The first excerpt represents the past or something you must release, and is drawn from The Goodness of St. Rocque and Other Stories by Alice Dunbar:

a gorgeous glow behind the pines of the Tchefuncta region far away, danced his mischievous rays in much the same manner that he did every other day. But there was a something in the air, a something not tangible, but mysterious, subtle. You could catch an indescribable whiff of it in your inner senses, by the half-eager, furtive glances that the small crowd cast at La Juanita.

"Gar, gar, le bateau!" said one dark-tressed mother to the wide-eyed baby. "Et, oui," she added, in an undertone to her companion. "Voila, La Juanita!"

La Juanita, you must know, was the pride of Mandeville, the


The Goodness of St. Rocque and Other Stories
The second excerpt represents the present or the deciding factor of the moment, and is drawn from Grimm's Fairy Tales by Brothers Grimm:

cat from head to foot, and for a long time did not know whether he would give any answer or not. At last he said: 'Oh, you wretched beard-cleaner, you piebald fool, you hungry mouse-hunter, what can you be thinking of? Have you the cheek to ask how I am getting on? What have you learnt? How many arts do you understand?' 'I understand but one,' replied the cat, modestly. 'What art is that?' asked the fox. 'When the hounds are following me, I can spring into a tree and save myself.' 'Is that all?' said the fox. 'I am master of a hundred arts, and have into the bargain a sackful of cunning. You make me sorry for you; come with me, I will teach you how people get away from the hounds.' Just then came a hunter with four dogs. The cat sprang nimbly
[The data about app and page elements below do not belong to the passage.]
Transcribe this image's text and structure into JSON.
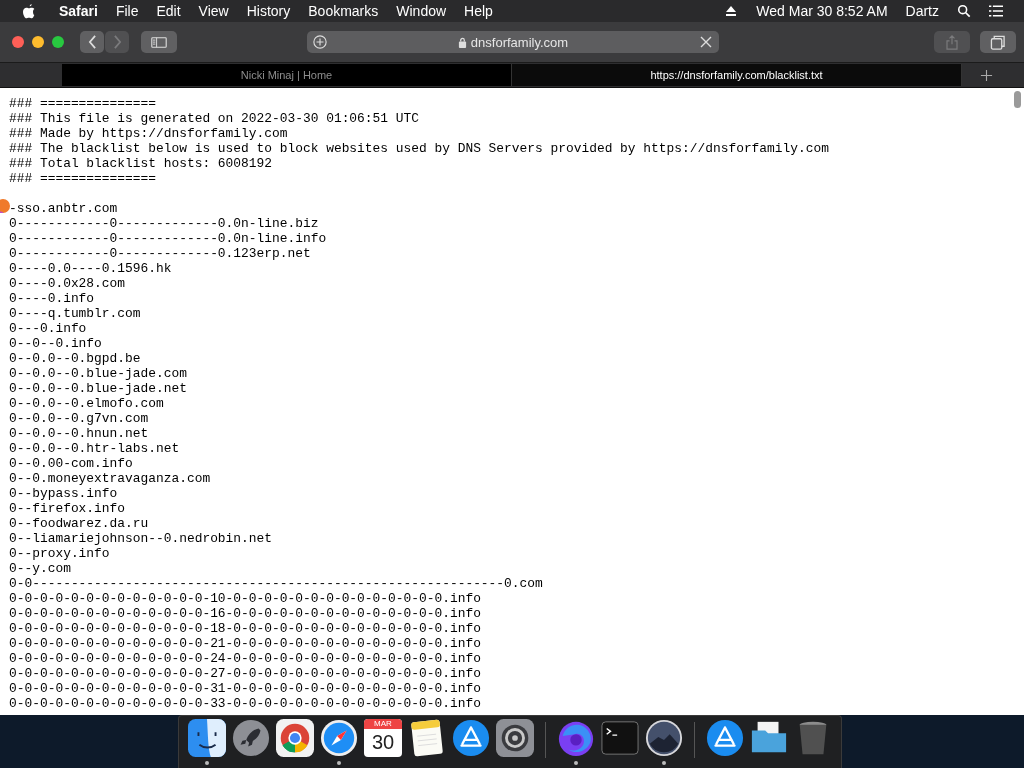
{
  "menu_bar": {
    "app": "Safari",
    "items": [
      "File",
      "Edit",
      "View",
      "History",
      "Bookmarks",
      "Window",
      "Help"
    ],
    "clock": "Wed Mar 30  8:52 AM",
    "user": "Dartz"
  },
  "toolbar": {
    "back_disabled": false,
    "forward_disabled": true,
    "share_disabled": true,
    "address": "dnsforfamily.com"
  },
  "tabs": [
    {
      "label": "Nicki Minaj | Home",
      "selected": false
    },
    {
      "label": "https://dnsforfamily.com/blacklist.txt",
      "selected": true
    }
  ],
  "document": {
    "header": [
      "### ===============",
      "### This file is generated on 2022-03-30 01:06:51 UTC",
      "### Made by https://dnsforfamily.com",
      "### The blacklist below is used to block websites used by DNS Servers provided by https://dnsforfamily.com",
      "### Total blacklist hosts: 6008192",
      "### ==============="
    ],
    "hosts": [
      "-sso.anbtr.com",
      "0------------0-------------0.0n-line.biz",
      "0------------0-------------0.0n-line.info",
      "0------------0-------------0.123erp.net",
      "0----0.0----0.1596.hk",
      "0----0.0x28.com",
      "0----0.info",
      "0----q.tumblr.com",
      "0---0.info",
      "0--0--0.info",
      "0--0.0--0.bgpd.be",
      "0--0.0--0.blue-jade.com",
      "0--0.0--0.blue-jade.net",
      "0--0.0--0.elmofo.com",
      "0--0.0--0.g7vn.com",
      "0--0.0--0.hnun.net",
      "0--0.0--0.htr-labs.net",
      "0--0.00-com.info",
      "0--0.moneyextravaganza.com",
      "0--bypass.info",
      "0--firefox.info",
      "0--foodwarez.da.ru",
      "0--liamariejohnson--0.nedrobin.net",
      "0--proxy.info",
      "0--y.com",
      "0-0-------------------------------------------------------------0.com",
      "0-0-0-0-0-0-0-0-0-0-0-0-0-10-0-0-0-0-0-0-0-0-0-0-0-0-0-0.info",
      "0-0-0-0-0-0-0-0-0-0-0-0-0-16-0-0-0-0-0-0-0-0-0-0-0-0-0-0.info",
      "0-0-0-0-0-0-0-0-0-0-0-0-0-18-0-0-0-0-0-0-0-0-0-0-0-0-0-0.info",
      "0-0-0-0-0-0-0-0-0-0-0-0-0-21-0-0-0-0-0-0-0-0-0-0-0-0-0-0.info",
      "0-0-0-0-0-0-0-0-0-0-0-0-0-24-0-0-0-0-0-0-0-0-0-0-0-0-0-0.info",
      "0-0-0-0-0-0-0-0-0-0-0-0-0-27-0-0-0-0-0-0-0-0-0-0-0-0-0-0.info",
      "0-0-0-0-0-0-0-0-0-0-0-0-0-31-0-0-0-0-0-0-0-0-0-0-0-0-0-0.info",
      "0-0-0-0-0-0-0-0-0-0-0-0-0-33-0-0-0-0-0-0-0-0-0-0-0-0-0-0.info"
    ]
  },
  "dock": [
    {
      "kind": "finder",
      "running": true
    },
    {
      "kind": "launchpad",
      "running": false
    },
    {
      "kind": "chrome",
      "running": false
    },
    {
      "kind": "safari",
      "running": true
    },
    {
      "kind": "calendar",
      "running": false,
      "month": "MAR",
      "day": "30"
    },
    {
      "kind": "notes",
      "running": false
    },
    {
      "kind": "appstore",
      "running": false
    },
    {
      "kind": "settings",
      "running": false
    },
    {
      "kind": "divider"
    },
    {
      "kind": "firefox",
      "running": true
    },
    {
      "kind": "terminal",
      "running": false
    },
    {
      "kind": "installer",
      "running": true
    },
    {
      "kind": "divider"
    },
    {
      "kind": "downloads",
      "running": false
    },
    {
      "kind": "folder",
      "running": false
    },
    {
      "kind": "trash",
      "running": false
    }
  ]
}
Grimm's Fairy Tales
The third excerpt represents the future or something you must embrace, and is drawn from This Side of Paradise by F. Scott Fitzgerald:

ROSALIND: No. AMORY: Don't you want to kiss me? ROSALIND: To-night I want you to love me calmly and coolly. AMORY: The beginning of the end. ROSALIND: (With a burst of insight) Amory, you're young. I'm young. People excuse us now for our poses and vanities, for treating people like Sancho and yet getting away with it. They excuse us now. But you've got a lot of knocks coming to you AMORY: And you're afraid to take them with me. ROSALIND: No, not that. There was a poem I read somewhereyou'll say Ella Wheeler Wilcox and laughbut listen:


This Side of Paradise